Last Week I:

Listened To: The soundtrack of My Fair Lady, a Spotify playlist called "Songs to Sing in the Car," and I started Jojo Moyes' The Giver of Stars.

Watched: The Voice, volleyball, football and Press on PBS.

Read: Tracey Garvis Graves' The Girl He Used To Know,  Cathleen Schine's The Grammarians and I've started both National Geographic's History At A Glance and Anissa Gray The Care and Feeding of Ravenously Hungry Girls. I'm a reading machine lately!

Made: Umm. Nothing? I mean, we've eaten, sure. But we've been out to eat a few times this week and done super quick and easy meals the rest of the week.

At one of their fave places
to eat. Could my boys look
more different?!
Enjoyed: A visit from Mini-me (he came down to go to a concert with Mini-him), happy hour with my besties, happy hour with the hubby and friends, and movie night with friends.

This Week I’m: 

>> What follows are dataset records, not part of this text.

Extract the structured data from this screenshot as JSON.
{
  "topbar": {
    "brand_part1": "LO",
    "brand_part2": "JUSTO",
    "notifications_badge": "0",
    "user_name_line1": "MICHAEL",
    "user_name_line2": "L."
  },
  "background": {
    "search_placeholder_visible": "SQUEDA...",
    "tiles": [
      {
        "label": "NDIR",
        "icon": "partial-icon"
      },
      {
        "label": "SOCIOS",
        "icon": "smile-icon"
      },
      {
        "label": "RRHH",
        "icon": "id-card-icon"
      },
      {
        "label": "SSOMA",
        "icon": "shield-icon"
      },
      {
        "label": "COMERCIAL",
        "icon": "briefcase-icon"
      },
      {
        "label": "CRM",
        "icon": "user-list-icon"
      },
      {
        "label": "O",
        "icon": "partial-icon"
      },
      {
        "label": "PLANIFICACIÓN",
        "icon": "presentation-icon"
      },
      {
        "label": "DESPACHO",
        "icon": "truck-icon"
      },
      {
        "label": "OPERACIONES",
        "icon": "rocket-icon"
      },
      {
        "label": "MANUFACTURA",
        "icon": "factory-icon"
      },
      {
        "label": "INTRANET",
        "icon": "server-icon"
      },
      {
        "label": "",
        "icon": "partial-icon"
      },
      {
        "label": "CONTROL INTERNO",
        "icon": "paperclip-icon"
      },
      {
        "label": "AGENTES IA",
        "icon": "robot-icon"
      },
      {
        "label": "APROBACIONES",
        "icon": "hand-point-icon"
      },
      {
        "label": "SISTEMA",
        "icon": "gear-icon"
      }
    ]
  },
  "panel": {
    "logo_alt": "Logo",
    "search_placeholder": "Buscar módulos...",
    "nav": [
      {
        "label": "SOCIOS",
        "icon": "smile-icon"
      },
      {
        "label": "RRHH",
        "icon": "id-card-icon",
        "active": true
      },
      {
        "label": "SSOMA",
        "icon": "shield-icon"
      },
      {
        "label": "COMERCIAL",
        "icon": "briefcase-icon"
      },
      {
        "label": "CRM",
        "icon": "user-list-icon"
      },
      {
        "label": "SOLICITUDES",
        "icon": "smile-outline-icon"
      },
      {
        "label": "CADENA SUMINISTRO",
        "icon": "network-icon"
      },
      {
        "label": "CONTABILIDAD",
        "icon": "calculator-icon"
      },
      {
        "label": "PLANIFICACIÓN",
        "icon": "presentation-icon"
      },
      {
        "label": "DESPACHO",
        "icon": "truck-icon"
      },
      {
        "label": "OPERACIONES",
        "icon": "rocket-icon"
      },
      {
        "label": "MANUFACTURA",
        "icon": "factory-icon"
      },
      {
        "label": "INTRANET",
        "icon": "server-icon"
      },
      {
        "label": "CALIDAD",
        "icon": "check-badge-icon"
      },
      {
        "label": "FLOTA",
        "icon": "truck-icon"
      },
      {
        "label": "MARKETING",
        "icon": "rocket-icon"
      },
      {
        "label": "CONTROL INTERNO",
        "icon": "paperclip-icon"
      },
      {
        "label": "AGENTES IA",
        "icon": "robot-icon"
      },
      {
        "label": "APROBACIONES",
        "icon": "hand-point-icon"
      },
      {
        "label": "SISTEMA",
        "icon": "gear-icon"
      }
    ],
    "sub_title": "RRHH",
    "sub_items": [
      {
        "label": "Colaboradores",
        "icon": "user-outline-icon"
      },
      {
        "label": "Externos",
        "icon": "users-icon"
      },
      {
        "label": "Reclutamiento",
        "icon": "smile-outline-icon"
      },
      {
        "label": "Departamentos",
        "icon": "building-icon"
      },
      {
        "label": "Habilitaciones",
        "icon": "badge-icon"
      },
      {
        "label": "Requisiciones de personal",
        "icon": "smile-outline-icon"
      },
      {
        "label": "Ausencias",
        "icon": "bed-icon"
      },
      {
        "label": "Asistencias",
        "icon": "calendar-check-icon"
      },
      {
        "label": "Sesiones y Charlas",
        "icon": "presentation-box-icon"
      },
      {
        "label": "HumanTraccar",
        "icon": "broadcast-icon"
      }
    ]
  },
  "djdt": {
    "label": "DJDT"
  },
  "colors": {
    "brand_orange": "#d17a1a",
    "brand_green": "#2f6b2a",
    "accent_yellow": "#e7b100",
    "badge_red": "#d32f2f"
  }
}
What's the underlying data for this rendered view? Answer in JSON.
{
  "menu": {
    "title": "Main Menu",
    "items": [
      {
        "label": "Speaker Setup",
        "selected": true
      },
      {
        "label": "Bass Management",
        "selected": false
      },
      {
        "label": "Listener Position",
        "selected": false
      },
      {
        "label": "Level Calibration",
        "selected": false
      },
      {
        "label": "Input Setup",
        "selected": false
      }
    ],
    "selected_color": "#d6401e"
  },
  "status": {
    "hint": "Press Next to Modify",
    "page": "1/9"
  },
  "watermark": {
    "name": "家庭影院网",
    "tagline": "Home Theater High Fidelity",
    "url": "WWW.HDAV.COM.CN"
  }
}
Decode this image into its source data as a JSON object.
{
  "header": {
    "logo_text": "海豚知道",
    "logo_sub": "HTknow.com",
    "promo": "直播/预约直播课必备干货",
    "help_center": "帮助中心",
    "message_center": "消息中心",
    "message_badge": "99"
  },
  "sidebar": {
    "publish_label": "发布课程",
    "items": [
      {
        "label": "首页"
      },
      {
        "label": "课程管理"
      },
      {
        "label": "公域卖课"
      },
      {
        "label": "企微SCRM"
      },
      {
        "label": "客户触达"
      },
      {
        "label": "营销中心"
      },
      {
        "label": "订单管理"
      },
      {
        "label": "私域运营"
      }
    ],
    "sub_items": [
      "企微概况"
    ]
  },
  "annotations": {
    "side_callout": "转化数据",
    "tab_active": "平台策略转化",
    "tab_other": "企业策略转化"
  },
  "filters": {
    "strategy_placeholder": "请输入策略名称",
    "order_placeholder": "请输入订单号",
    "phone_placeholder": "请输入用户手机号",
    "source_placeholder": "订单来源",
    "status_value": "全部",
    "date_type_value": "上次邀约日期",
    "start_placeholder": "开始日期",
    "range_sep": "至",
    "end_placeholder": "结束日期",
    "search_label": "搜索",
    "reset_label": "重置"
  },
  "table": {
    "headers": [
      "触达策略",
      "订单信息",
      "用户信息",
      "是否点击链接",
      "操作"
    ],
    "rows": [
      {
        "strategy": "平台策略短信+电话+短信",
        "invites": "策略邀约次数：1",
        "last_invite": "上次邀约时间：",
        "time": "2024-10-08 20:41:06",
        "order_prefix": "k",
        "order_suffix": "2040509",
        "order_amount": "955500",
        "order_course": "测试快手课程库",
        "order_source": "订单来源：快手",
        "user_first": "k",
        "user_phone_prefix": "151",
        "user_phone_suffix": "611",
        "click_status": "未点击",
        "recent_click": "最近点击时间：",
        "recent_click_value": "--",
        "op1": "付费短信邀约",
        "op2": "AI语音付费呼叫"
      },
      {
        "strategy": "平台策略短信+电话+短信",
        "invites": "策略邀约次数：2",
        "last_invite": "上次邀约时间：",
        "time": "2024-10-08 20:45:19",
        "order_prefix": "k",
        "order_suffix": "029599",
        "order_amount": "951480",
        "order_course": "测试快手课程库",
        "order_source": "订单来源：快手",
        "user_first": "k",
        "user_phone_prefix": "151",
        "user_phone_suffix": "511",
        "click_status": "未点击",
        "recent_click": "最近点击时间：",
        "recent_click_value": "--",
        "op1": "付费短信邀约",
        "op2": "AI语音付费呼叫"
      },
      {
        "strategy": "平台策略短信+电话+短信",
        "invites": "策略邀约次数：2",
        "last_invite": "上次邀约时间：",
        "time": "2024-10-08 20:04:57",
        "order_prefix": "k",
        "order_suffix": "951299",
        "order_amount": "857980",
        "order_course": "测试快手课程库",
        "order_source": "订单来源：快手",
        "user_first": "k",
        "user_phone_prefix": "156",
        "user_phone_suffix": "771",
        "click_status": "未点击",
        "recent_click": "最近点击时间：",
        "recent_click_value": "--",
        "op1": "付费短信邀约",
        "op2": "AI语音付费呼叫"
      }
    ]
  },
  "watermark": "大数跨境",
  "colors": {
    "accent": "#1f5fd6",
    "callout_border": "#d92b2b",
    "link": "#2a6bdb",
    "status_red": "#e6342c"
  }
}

Planning: On getting back to work on my basement project. It's kind of gotten put on hold for various reasons but it got kickstarted again yesterday when we were able to take a load of stuff to a community clean up site. I was so proud of The Big Guy for agreeing to get rid of so many things that we "might be able to use someday." I mean, I've got to make room for all of the "new" things I've gotten lately that I'm going to use someday!

Thinking About: Decorating for Christmas. I usually start the weekend after Thanksgiving but Thanksgiving is so late this year and we have an afternoon wedding that Saturday so I'm probably going to start early. I've got some new things I'm eager to use. And, yes, that includes some new trees. It's a sickness.

Feeling: Ambitious.

Looking forward to: There's nothing on the calendar so I'm looking forward to a quiet week.

Question of the week: When do you start decorating for the holidays?